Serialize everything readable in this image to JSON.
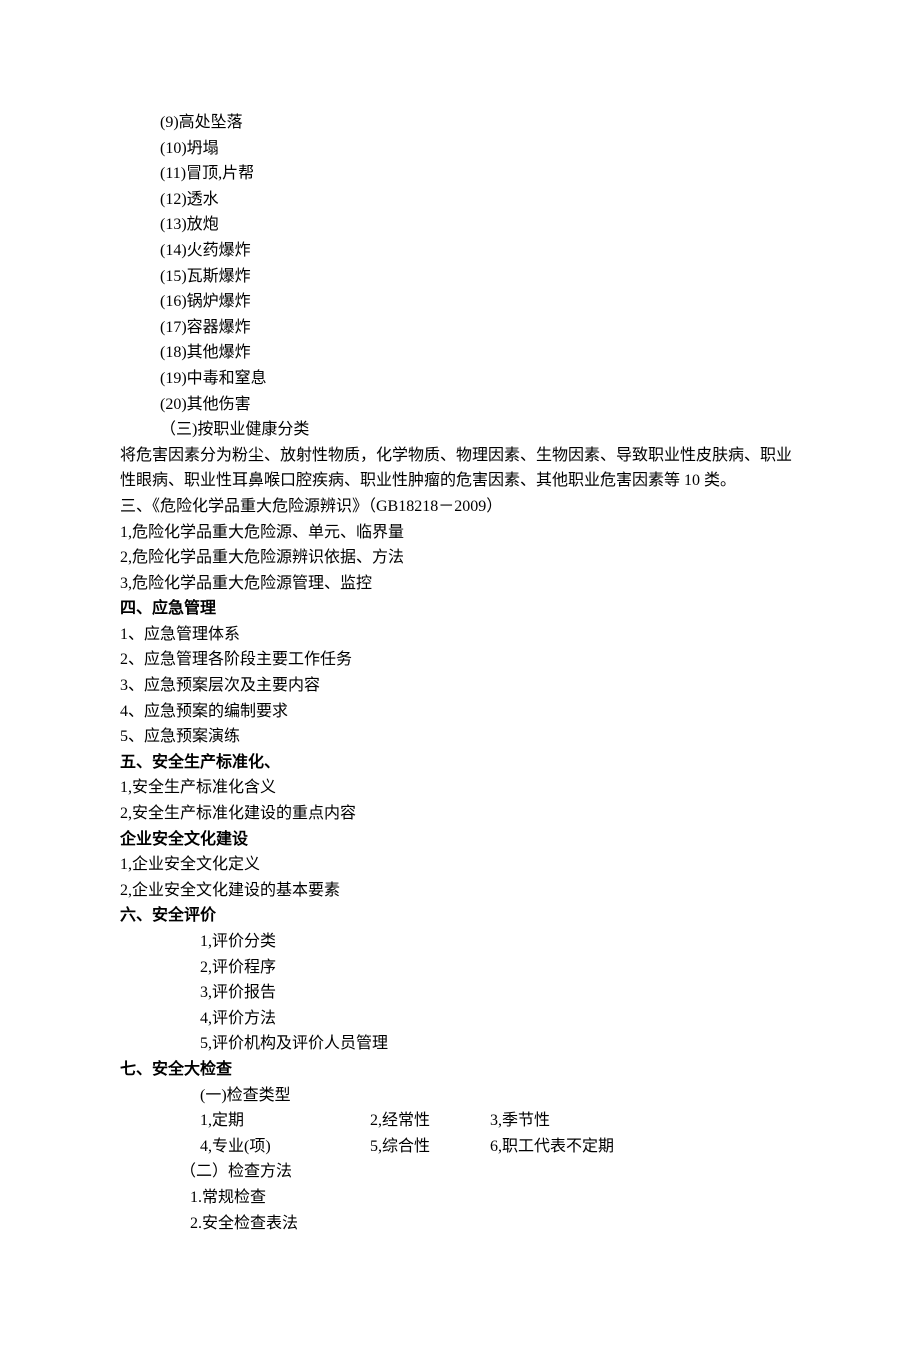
{
  "items_numbered": [
    "(9)高处坠落",
    "(10)坍塌",
    "(11)冒顶,片帮",
    "(12)透水",
    "(13)放炮",
    "(14)火药爆炸",
    "(15)瓦斯爆炸",
    "(16)锅炉爆炸",
    "(17)容器爆炸",
    "(18)其他爆炸",
    "(19)中毒和窒息",
    "(20)其他伤害"
  ],
  "section3_sub": "（三)按职业健康分类",
  "paragraph1": "将危害因素分为粉尘、放射性物质，化学物质、物理因素、生物因素、导致职业性皮肤病、职业性眼病、职业性耳鼻喉口腔疾病、职业性肿瘤的危害因素、其他职业危害因素等 10 类。",
  "section3_title": "三、《危险化学品重大危险源辨识》（GB18218－2009）",
  "section3_items": [
    "1,危险化学品重大危险源、单元、临界量",
    "2,危险化学品重大危险源辨识依据、方法",
    "3,危险化学品重大危险源管理、监控"
  ],
  "section4_title": "四、应急管理",
  "section4_items": [
    "1、应急管理体系",
    "2、应急管理各阶段主要工作任务",
    "3、应急预案层次及主要内容",
    "4、应急预案的编制要求",
    "5、应急预案演练"
  ],
  "section5_title": "五、安全生产标准化、",
  "section5_items": [
    "1,安全生产标准化含义",
    "2,安全生产标准化建设的重点内容"
  ],
  "section5b_title": "企业安全文化建设",
  "section5b_items": [
    "1,企业安全文化定义",
    "2,企业安全文化建设的基本要素"
  ],
  "section6_title": "六、安全评价",
  "section6_items": [
    "1,评价分类",
    "2,评价程序",
    "3,评价报告",
    "4,评价方法",
    "5,评价机构及评价人员管理"
  ],
  "section7_title": "七、安全大检查",
  "section7_sub1": "(一)检查类型",
  "section7_row1": {
    "a": "1,定期",
    "b": "2,经常性",
    "c": "3,季节性"
  },
  "section7_row2": {
    "a": "4,专业(项)",
    "b": "5,综合性",
    "c": "6,职工代表不定期"
  },
  "section7_sub2": "（二）检查方法",
  "section7_sub2_items": [
    "1.常规检查",
    "2.安全检查表法"
  ]
}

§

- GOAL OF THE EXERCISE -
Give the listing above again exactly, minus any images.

- THE ANSWER -
Serialize everything readable in this image to JSON.
{
  "items_numbered": [
    "(9)高处坠落",
    "(10)坍塌",
    "(11)冒顶,片帮",
    "(12)透水",
    "(13)放炮",
    "(14)火药爆炸",
    "(15)瓦斯爆炸",
    "(16)锅炉爆炸",
    "(17)容器爆炸",
    "(18)其他爆炸",
    "(19)中毒和窒息",
    "(20)其他伤害"
  ],
  "section3_sub": "（三)按职业健康分类",
  "paragraph1": "将危害因素分为粉尘、放射性物质，化学物质、物理因素、生物因素、导致职业性皮肤病、职业性眼病、职业性耳鼻喉口腔疾病、职业性肿瘤的危害因素、其他职业危害因素等 10 类。",
  "section3_title": "三、《危险化学品重大危险源辨识》（GB18218－2009）",
  "section3_items": [
    "1,危险化学品重大危险源、单元、临界量",
    "2,危险化学品重大危险源辨识依据、方法",
    "3,危险化学品重大危险源管理、监控"
  ],
  "section4_title": "四、应急管理",
  "section4_items": [
    "1、应急管理体系",
    "2、应急管理各阶段主要工作任务",
    "3、应急预案层次及主要内容",
    "4、应急预案的编制要求",
    "5、应急预案演练"
  ],
  "section5_title": "五、安全生产标准化、",
  "section5_items": [
    "1,安全生产标准化含义",
    "2,安全生产标准化建设的重点内容"
  ],
  "section5b_title": "企业安全文化建设",
  "section5b_items": [
    "1,企业安全文化定义",
    "2,企业安全文化建设的基本要素"
  ],
  "section6_title": "六、安全评价",
  "section6_items": [
    "1,评价分类",
    "2,评价程序",
    "3,评价报告",
    "4,评价方法",
    "5,评价机构及评价人员管理"
  ],
  "section7_title": "七、安全大检查",
  "section7_sub1": "(一)检查类型",
  "section7_row1": {
    "a": "1,定期",
    "b": "2,经常性",
    "c": "3,季节性"
  },
  "section7_row2": {
    "a": "4,专业(项)",
    "b": "5,综合性",
    "c": "6,职工代表不定期"
  },
  "section7_sub2": "（二）检查方法",
  "section7_sub2_items": [
    "1.常规检查",
    "2.安全检查表法"
  ]
}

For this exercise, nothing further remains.